---------- MATERIALS PROVIDED ----------

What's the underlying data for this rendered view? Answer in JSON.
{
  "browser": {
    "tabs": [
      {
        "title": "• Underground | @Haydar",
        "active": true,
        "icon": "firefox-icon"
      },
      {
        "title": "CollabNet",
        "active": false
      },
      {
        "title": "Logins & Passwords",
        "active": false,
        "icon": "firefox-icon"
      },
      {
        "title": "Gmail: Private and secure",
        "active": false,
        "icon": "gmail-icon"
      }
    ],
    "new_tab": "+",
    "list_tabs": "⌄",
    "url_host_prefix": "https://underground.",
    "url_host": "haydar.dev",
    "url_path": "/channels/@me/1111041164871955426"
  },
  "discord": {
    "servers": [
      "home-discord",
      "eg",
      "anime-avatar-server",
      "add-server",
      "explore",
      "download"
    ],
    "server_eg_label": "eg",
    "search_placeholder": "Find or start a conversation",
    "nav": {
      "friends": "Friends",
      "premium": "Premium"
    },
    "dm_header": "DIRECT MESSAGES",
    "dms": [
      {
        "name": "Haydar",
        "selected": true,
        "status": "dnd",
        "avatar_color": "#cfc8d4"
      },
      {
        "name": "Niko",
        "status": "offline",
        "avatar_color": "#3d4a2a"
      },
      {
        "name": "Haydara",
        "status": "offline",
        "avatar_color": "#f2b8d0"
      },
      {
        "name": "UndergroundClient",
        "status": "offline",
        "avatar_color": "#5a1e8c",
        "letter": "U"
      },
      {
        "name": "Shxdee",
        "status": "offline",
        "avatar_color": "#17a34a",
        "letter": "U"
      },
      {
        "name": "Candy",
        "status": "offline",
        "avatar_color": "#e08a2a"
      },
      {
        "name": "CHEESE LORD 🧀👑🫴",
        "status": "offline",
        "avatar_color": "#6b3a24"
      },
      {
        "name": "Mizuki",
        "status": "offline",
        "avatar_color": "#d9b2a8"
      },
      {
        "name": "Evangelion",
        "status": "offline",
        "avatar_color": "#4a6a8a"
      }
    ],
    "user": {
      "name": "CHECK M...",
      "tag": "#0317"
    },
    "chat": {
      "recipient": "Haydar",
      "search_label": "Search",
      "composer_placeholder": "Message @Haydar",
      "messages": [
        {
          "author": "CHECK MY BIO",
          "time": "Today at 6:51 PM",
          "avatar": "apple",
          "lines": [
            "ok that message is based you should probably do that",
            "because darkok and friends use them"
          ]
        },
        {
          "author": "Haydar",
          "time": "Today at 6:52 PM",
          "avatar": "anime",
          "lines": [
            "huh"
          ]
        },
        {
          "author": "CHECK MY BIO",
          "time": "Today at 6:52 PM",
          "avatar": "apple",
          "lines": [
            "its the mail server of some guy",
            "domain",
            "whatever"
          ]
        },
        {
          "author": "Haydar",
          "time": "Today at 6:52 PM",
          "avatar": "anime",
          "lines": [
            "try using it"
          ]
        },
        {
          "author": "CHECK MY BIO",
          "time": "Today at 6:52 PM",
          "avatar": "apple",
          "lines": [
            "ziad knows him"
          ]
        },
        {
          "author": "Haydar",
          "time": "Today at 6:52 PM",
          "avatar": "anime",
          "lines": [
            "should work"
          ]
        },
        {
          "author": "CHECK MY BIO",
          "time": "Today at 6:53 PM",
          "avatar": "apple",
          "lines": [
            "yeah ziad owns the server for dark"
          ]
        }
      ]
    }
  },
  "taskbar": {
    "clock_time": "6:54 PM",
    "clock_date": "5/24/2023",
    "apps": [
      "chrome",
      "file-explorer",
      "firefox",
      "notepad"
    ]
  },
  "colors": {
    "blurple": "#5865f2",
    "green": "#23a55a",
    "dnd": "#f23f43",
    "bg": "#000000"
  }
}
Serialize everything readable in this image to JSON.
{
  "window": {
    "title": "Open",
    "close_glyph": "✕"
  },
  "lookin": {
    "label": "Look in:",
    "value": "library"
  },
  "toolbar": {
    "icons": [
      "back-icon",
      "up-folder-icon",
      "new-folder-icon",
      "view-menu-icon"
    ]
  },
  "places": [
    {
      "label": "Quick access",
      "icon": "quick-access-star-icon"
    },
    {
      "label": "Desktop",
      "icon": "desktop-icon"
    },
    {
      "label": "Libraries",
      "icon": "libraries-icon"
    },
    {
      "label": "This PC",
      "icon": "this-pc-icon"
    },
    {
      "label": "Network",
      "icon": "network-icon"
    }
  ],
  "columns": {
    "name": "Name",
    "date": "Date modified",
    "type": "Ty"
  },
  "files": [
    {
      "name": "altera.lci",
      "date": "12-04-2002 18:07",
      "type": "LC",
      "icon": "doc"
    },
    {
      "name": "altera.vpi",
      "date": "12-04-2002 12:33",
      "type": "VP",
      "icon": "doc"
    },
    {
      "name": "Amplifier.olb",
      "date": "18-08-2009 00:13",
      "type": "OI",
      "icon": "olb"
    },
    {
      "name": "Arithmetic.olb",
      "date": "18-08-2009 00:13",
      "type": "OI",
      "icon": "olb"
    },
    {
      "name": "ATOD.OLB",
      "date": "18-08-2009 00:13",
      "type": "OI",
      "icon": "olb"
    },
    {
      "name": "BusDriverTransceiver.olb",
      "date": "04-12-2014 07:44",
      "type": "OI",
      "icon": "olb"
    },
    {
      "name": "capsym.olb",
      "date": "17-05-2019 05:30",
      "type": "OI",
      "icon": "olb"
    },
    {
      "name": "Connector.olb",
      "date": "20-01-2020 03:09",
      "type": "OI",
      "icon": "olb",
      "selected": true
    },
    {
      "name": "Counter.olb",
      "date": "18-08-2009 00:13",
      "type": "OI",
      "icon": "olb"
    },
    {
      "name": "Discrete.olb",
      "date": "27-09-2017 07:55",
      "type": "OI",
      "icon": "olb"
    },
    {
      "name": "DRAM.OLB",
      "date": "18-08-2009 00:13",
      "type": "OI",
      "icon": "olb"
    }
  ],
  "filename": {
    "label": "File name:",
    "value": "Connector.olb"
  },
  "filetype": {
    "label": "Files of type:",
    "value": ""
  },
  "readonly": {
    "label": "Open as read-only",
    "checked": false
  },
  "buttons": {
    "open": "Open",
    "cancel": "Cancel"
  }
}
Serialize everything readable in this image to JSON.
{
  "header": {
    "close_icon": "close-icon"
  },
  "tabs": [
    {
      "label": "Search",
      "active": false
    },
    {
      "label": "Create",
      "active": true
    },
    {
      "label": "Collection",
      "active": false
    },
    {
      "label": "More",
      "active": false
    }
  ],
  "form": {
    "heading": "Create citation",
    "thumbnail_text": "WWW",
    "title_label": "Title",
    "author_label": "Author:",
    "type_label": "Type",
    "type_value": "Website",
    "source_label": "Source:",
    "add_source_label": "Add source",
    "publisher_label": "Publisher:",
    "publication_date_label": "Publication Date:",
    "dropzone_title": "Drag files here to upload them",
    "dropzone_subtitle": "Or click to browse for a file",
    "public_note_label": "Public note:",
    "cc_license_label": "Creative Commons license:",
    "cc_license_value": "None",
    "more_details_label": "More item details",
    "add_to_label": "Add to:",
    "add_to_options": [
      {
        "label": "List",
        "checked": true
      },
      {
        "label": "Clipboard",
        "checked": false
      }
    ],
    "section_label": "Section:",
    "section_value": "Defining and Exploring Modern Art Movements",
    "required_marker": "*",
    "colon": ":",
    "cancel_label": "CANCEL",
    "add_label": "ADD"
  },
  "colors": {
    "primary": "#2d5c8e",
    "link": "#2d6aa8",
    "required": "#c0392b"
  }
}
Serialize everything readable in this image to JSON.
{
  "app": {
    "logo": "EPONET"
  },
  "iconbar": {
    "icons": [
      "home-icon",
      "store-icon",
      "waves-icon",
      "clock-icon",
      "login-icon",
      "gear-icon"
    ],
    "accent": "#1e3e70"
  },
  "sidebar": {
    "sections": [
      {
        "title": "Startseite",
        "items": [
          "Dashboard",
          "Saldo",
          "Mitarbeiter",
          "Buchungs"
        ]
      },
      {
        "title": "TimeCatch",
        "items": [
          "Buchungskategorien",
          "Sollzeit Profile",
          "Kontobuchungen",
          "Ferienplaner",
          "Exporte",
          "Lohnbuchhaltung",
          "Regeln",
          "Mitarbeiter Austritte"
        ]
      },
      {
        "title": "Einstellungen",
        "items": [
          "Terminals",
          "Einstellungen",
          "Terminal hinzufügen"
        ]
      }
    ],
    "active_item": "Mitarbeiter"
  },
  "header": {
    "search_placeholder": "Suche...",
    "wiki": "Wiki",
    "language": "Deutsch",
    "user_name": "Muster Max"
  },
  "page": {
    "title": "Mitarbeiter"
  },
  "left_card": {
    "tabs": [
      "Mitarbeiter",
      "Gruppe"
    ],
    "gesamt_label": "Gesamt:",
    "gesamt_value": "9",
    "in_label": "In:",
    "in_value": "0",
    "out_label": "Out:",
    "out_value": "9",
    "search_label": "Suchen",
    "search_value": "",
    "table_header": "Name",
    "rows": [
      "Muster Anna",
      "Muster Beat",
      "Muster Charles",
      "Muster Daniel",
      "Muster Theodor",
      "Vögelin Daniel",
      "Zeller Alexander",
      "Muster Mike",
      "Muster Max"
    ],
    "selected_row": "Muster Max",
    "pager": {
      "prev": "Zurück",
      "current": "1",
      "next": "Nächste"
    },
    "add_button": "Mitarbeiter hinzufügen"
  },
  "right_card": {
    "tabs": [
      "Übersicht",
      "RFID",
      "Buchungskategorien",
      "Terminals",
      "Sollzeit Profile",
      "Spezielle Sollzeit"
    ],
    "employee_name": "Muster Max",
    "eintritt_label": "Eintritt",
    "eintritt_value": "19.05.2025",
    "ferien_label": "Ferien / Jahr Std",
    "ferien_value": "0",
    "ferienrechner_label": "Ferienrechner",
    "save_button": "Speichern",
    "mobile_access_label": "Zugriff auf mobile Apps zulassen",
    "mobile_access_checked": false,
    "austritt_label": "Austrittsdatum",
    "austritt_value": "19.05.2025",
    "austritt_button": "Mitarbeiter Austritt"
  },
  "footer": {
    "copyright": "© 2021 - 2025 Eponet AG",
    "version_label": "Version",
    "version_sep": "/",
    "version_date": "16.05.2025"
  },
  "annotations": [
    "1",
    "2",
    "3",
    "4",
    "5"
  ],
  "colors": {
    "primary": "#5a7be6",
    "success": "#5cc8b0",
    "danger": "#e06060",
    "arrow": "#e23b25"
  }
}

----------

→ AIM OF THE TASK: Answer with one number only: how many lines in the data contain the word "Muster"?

→ ANSWER TO THIS EXERCISE: 10